"I think I can say this morning, with as much certainty as we can say anything here, that our patient is healed," said Spirit mission manager Jennifer Trosper. The data surplus had initially prevented Spirit from communicating with mission controllers in late January. Ms. Trosper says that after weeks of troubleshooting and practice on a test rover on Earth, the cleansing of the so-called "flash" memory and reformatting worked, without corrupting computer programs needed to run the vehicle.

"Of course, it was nerve-wracking being 200 million miles [more than 300 million kilometers] away, and reformatting our flash. But in the end, the spacecraft did exactly what we wanted it to do, and it performed perfectly, and it's in great health right now," he said.

With a clear memory once again, Spirit has resumed operations. Its first task was to renew its attention toward a nearby rock, which it was prepared to examine when its computer first went bad. The rover extended its arm to brush dust off the stone to clean it for a scraping procedure in the coming days that will let scientists look below its surface to analyze its minerals and structure.

They are seeking geologic evidence that water once flowed on Mars, possibly supporting life.

The twin Opportunity rover is in a small, shallow crater on the other side of Mars, and has taken its first 3.5 meter drive toward an outcrop of exposed bedrock for analysis in days ahead.
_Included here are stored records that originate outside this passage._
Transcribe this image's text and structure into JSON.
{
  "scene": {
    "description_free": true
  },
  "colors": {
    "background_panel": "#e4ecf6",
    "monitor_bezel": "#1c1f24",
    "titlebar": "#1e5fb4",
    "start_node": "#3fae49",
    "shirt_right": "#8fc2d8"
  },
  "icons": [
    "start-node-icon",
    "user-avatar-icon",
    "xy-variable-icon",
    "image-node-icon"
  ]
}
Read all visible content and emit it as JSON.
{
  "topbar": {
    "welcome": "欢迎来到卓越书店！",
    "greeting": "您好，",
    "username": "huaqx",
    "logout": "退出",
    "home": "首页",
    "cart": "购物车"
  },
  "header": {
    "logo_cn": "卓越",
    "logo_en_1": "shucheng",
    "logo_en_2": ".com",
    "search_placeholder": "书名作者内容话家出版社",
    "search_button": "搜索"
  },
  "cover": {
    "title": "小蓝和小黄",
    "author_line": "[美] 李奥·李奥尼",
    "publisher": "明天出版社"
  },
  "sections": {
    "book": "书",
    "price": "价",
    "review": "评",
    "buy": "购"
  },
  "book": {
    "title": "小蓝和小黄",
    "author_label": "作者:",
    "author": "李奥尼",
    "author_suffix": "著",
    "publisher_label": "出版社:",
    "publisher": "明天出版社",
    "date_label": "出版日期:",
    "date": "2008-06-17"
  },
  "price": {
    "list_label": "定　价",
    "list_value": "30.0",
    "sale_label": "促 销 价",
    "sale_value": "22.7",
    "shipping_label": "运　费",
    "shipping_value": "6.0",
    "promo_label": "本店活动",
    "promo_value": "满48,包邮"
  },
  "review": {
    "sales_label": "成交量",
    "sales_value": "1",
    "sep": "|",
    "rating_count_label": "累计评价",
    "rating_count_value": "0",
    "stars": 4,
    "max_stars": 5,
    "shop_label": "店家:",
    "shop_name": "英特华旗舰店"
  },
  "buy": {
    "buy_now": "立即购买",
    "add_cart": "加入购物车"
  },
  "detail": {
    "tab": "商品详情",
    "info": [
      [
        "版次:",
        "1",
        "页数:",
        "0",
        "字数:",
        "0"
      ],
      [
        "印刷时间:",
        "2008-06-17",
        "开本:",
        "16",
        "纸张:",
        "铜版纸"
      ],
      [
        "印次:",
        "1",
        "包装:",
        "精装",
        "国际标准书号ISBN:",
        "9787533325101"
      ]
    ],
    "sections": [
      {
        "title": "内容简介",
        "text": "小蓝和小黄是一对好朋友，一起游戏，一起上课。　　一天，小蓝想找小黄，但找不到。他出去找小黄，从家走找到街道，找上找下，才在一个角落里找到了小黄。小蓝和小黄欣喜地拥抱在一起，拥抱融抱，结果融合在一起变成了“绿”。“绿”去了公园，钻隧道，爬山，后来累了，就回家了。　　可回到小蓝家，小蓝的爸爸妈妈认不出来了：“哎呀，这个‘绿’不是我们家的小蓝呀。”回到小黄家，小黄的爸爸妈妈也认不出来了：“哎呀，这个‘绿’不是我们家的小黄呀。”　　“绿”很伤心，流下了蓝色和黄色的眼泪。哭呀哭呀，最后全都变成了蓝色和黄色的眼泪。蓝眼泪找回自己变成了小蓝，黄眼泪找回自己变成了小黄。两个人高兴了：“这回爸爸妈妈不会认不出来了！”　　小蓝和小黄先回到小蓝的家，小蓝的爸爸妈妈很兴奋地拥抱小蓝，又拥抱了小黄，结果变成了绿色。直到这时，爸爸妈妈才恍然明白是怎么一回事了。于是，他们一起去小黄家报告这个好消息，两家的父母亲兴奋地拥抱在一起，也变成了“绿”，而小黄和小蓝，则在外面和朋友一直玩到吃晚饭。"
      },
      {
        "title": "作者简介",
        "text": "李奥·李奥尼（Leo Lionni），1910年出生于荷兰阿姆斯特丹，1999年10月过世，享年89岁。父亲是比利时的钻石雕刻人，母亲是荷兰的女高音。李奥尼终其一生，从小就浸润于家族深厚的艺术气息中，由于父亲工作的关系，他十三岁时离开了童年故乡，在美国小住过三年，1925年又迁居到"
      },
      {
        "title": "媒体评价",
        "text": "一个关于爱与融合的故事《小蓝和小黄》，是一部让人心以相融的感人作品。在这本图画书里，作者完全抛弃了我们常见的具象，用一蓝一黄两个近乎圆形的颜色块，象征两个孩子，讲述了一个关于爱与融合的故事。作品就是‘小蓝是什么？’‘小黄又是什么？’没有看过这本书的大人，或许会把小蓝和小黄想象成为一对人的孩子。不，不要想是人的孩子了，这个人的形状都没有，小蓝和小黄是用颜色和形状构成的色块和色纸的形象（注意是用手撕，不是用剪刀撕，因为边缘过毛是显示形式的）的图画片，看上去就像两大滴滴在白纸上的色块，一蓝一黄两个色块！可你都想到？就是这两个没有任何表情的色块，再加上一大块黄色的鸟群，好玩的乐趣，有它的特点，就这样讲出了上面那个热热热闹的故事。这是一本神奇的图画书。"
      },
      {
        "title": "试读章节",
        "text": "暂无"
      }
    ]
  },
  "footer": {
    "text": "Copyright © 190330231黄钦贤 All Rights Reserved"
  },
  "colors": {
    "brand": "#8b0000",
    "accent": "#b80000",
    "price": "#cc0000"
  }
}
The six-wheeled vehicle was supposed to reach the rock Thursday, but its manager, Matt Wallace, says it is about 40 centimeters short of the goal.

"We're not entirely sure why we fell short, but we're pretty sure that what we're seeing is soil slippage," he said. "The vehicle is moving up the crater, and it's now tilted up by almost 13 degrees, and you start to get appreciable slip. Once we better understand what this soil is that we're on, and understand how the vehicle reacts to it, we'll be able to accommodate that, I think, pretty efficiently."

Opportunity will finish covering the short distance to the bedrock later Saturday. After its instruments spend several days peering at the outcrop, it will crawl up over the rim of the one-meter deep crater and roll onto the flat, barren plains surrounding it.